After an unwanted interlude caused by the incendiary Note 7, Samsung returns to the flagship game with the latest in their Galaxy S line, bringing a familiar but further refined body that is edgier than ever With the new Galaxy S8 and Galaxy S8 Plus, unveiled this morning in New York, Samsung is saying good-bye to staples like the home button and the flat screen – how passé – and is looking forward to a new AI system and other exciting features like smartphone desktop integration
Will users love these changes? Or will they revolt like they did when Samsung tried to take the micro SD card slot away? The stakes for Samsung here couldn’t be higher: the Galaxy S8 and S8 Plus are under close scrutiny, at a time of turmoil for the biggest phone maker in the world Find out what Samsung’s latest and greatest have to offer, in this first hands-on look at the Samsung Galaxy S8 and Galaxy S8 Plus Indeed, there are two versions of the newest Samsung device and the names no longer utilize the “Edge” moniker, making it clearer than ever that the curved display is the Galaxy calling card moving forward The screen edges come with the usual tropes – Edge UX and light up features, for example – but it is the curved display that helps these phones defy expectations, as these large displays are surprisingly easy to handle The smaller Galaxy S8 crams a 5
8-inch screen onto a body that feels much smaller thanks to the way the curves slide down to meet the hand Of course, this is hardly new for the Galaxy line; however, consider that the Galaxy S8 Plus does the same thing with a whopping 62-inch screen Some things had to change in order to make this display a reality – namely, a resolution and aspect ratio shift to 185:9 totaling 2,960 x 1,440 pixels, which makes for very wide screens (when held in landscape mode)
For the S8 Plus, the phone gets a bit taller than it does wider to accommodate the resolution and that helps keep it from feeling way too unwieldy The result is a phone that is actually somewhat manageable – while the S8 Plus is still a bit too big for comfortable one-handed usage, any other phone with a flat panel would be immensely tougher to handle Altogether, the S8 Plus requires a bit of work to handle, but the original S8 simply feels sublime All hand sizes are different though, so your mileage may vary Another change comes in the removal of the physical button – yes, this is actually happening – and a shift in the position of the fingerprint reader
Hardly anything is found above and below the screen now, including a logo, which will feel very different for longtime Samsung fans While this means more screen real estate, which is always welcome, this also means the fingerprint reader had to be moved to the back, right next to the camera lens, and maybe that’s a little… less welcome The positioning isn’t too bad for the Galaxy S8, but it already proved to be a nuisance to reach on the Galaxy S8 Plus Plus, putting the fingerprint scanner off-center is strange and will require different ranges of motion for left- and right-handed people The change toward larger displays also means soft-keys, which themselves have a bit of Samsung flair to them

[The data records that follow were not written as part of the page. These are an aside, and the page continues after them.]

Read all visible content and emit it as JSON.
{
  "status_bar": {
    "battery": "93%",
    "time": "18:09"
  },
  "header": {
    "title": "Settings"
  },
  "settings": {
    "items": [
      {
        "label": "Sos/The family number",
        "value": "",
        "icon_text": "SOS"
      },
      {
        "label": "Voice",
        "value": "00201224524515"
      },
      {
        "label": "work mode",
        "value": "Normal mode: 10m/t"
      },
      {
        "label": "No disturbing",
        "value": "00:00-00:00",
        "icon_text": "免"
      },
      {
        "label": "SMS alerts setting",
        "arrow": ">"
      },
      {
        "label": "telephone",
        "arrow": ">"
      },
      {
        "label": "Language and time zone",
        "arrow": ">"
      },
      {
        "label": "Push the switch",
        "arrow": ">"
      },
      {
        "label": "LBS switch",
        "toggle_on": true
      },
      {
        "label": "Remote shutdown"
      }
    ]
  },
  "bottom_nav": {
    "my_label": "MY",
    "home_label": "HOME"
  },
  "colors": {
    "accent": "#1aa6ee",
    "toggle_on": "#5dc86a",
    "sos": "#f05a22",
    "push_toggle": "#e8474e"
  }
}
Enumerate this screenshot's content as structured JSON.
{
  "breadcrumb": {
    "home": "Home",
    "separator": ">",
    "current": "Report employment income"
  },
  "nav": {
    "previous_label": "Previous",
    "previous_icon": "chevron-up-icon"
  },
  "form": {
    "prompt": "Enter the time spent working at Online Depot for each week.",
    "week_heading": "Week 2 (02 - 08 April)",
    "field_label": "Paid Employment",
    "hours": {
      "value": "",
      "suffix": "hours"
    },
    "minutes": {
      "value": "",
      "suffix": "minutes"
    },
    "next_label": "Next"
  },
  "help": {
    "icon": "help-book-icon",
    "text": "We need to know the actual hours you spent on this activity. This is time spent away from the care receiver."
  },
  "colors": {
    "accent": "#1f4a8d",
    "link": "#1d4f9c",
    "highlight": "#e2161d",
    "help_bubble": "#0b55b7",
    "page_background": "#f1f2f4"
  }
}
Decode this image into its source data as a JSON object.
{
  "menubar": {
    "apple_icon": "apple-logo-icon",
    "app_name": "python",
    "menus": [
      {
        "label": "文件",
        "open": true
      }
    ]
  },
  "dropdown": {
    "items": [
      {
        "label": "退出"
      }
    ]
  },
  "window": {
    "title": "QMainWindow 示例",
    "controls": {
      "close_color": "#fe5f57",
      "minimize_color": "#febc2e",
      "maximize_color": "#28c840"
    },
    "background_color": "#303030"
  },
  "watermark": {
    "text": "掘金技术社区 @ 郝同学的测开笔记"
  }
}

The navigation bar is customizable, even down to the background color and the order of the function keys (stock Android fans, you can finally put the back button in its proper place) The home button can appear on the lock screen where it can be held down to unlock the phone, in case you can’t or won’t use some of the more advanced security measures, like the fingerprint sensor or iris scanner Speaking of software, the latest addition to the Galaxy suite of apps is a whole new layer of assistance called Bixby Bixby is a little bit like Samsung’s version of Google Now and Voice Search, and it can be triggered with yet another hardware change – an extra button below the volume rocker Simply press the dedicated button and speak your request: no hot word required
Our time with Bixby only really showed the splash screen, which can be accessed with a swipe to the right on the home screen The Bixby home screen shows contextual slides including calendar entries, previously shot photos, and news stories However, further functions can be unlocked via voice input – which we saw in action during a demo – including changing the screen brightness and taking a selfie.